After months of poring over the numbers and details, it was great to finally get out and about during the week to talk about the Budget and what it all means for families, businesses and communities across the country. It's probably the part of my job I like most – discussing budget policies in action on the factory floor, in the boardroom, in the class room, in the hospital ward, and around the kitchen table. While there may be other issues occupying the political debate on any given day, what the people I met really wanted to talk about was the role the Budget could play in building a stronger economy and a fairer society for all Australians.
The response to the Budget from Australians from all walks of life has been pretty heartening. Like the parents I met, who have welcomed the Schoolkids Bonus that will help pay for uniforms, books, excursions and all the other myriad of expenses that come with getting their kids through school. Like the families, pensioners and students, who are looking forward to higher payments as part of the Clean Energy Future package to help make ends meet. Like the small business owners, who know they'll be able to instantly write off refrigerators, furniture and any other new business asset worth up to $6500 from July 1, or the first $5000 of a car, ute or van. Like the executives, who have praised the loss carry-back initiative that will help companies get through hard times and invest to take advantage of new opportunities, as well as measures that lift workforce skills and participation. Like the Australians with a disability and their carers, who know the time has come for our nation to do a better job delivering the services and support they need. Like individuals and families who support reforms to increase quality and choice in our aged care system. And like millions of households and businesses, who are enjoying lower interest rates that the Budget's return to surplus is helping deliver.
The Government is also taking steps to build a stronger economy by putting a price on carbon pollution from July 1. This will drive innovation to find better, less polluting ways of producing power, goods and services. Carbon-intensive energy will become more expensive and clean energy cheaper. Australia generates more carbon pollution per person than any developed country in the world – more than the United States and about five times more than China – so we don't have any time to waste in preparing for the clean energy future. If Australia's businesses and industries were to remain locked into old practices and defer investments in cleaner, more efficient technology, our economy would slip behind our international competitors. A failure to act is the real risk to Australian industries and Australian jobs.
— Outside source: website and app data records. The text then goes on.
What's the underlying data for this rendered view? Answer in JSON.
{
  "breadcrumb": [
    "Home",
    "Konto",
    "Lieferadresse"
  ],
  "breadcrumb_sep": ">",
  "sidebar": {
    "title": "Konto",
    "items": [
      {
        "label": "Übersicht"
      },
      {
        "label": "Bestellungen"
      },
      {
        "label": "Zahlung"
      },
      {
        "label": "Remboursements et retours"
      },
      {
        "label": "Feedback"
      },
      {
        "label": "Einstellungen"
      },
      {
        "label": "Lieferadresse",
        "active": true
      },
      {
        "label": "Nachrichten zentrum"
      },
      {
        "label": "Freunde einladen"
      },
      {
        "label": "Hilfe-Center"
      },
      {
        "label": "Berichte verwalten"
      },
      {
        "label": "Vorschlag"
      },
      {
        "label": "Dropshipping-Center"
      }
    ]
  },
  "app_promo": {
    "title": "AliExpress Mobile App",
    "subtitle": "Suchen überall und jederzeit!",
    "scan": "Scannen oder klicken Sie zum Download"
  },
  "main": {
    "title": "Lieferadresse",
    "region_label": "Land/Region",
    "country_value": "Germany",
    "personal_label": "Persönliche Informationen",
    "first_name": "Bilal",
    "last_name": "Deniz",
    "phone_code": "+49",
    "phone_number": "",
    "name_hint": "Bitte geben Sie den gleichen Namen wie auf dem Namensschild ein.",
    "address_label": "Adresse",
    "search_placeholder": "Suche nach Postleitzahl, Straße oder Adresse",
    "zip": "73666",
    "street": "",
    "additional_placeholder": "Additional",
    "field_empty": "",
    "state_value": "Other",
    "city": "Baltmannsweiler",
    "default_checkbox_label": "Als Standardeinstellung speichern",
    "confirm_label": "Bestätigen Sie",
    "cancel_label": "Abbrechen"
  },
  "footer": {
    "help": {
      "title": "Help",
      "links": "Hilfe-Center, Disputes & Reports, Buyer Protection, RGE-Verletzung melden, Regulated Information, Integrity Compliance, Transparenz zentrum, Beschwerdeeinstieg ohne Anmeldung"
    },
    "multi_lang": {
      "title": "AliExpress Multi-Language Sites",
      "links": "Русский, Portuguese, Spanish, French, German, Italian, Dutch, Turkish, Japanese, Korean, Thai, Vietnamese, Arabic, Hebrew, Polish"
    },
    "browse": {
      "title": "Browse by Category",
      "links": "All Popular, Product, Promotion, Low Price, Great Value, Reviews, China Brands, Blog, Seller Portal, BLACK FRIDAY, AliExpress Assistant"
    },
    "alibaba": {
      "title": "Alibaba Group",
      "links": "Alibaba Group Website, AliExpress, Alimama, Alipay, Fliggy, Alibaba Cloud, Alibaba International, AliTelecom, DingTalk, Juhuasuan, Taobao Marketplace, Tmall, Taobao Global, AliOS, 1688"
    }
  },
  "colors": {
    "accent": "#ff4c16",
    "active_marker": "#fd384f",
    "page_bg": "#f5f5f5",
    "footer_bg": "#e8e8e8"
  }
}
During the week, Australian families on low and middle incomes started receiving extra assistance ahead of the introduction of the carbon price. As I've said many times before, the impact on cost of living will be modest. On average, households will see cost increases of $9.90 per week, while the average assistance will be $10.10 per week. Almost 6 million households will be assisted to meet their entire average price impact, and over 4 million households will be better off with a buffer of at least 20 per cent over their average price impact. By taking simple steps to reduce energy use, such as turning appliances off at the wall, households can pocket the additional assistance they receive and end up further in front. This shows you can do your bit to help the environment and help your family budget at the same time.
Families on Family Tax Benefit Part A have already started receiving Clean Energy Advance payments into their bank accounts of up to $110 for each child and in addition those on Family Tax Benefit Part B will get up to $69. Pensioners, students and other eligible payment recipients are also set to receive increases in their support payments before the end of June. On top of this, every taxpayer earning up to $80,000 a year will receive a tax cut, with most getting at least $300 annually. This saving is being delivered by a tripling of the tax‑free threshold from $6000 to $18,200 from July 1. As well as helping with the cost of living, this major reform will free around 1 million Australians from having to lodge a tax return. Regular wage earners with incomes below the new tax-free threshold will not have any tax withheld from their wages by employers, which will mean higher take-home pay and better incentives to work.
It's been a rough few weeks on global financial markets, including on our own share market. As I've been saying for many months now, these bouts of volatility are likely to be with us for some time to come given the profound challenges facing Greece and many other parts of Europe. Determined, consistent and continuing action will be required by European policymakers to deal with the sovereign debt crisis, get their budgets back on a sustainable footing, and restore growth. Data out during the week showed Europe's economy remained stalled in the March quarter, with solid growth in Germany offset by contractions in both Italy and Spain. The Budget takes a conservative view of Europe's economic outlook, with the euro area forecast to contract by ¾ of a per cent in 2012.
Of course, Australia is not immune from events in Europe – as the Budget showed government revenues have been written down by a staggering $150 billion since the onset of the global financial crisis. But it's important we don't lose sight of the fact that our economic credentials are among the strongest in the world: we have one of the lowest unemployment rates in the developed world, we have sturdy public finances with very low public debt, we have a AAA credit rating from all three major ratings agencies for the first time in our history, we have contained inflation, we have a huge pipeline of mining investment, and we have a budget returning to surplus next financial year ahead of every single major advanced economy. These strong fundamentals are the reasons why we're able to get on with the big reforms like pricing carbon pollution and building a National Disability Insurance Scheme, while at the same time delivering support to help make ends meet for families on low and middle incomes. By keeping our economy growing and keeping Australians in work, we're able to put in place the foundations to build an even stronger, fairer society.
Acting Prime Minister and Treasurer of Australia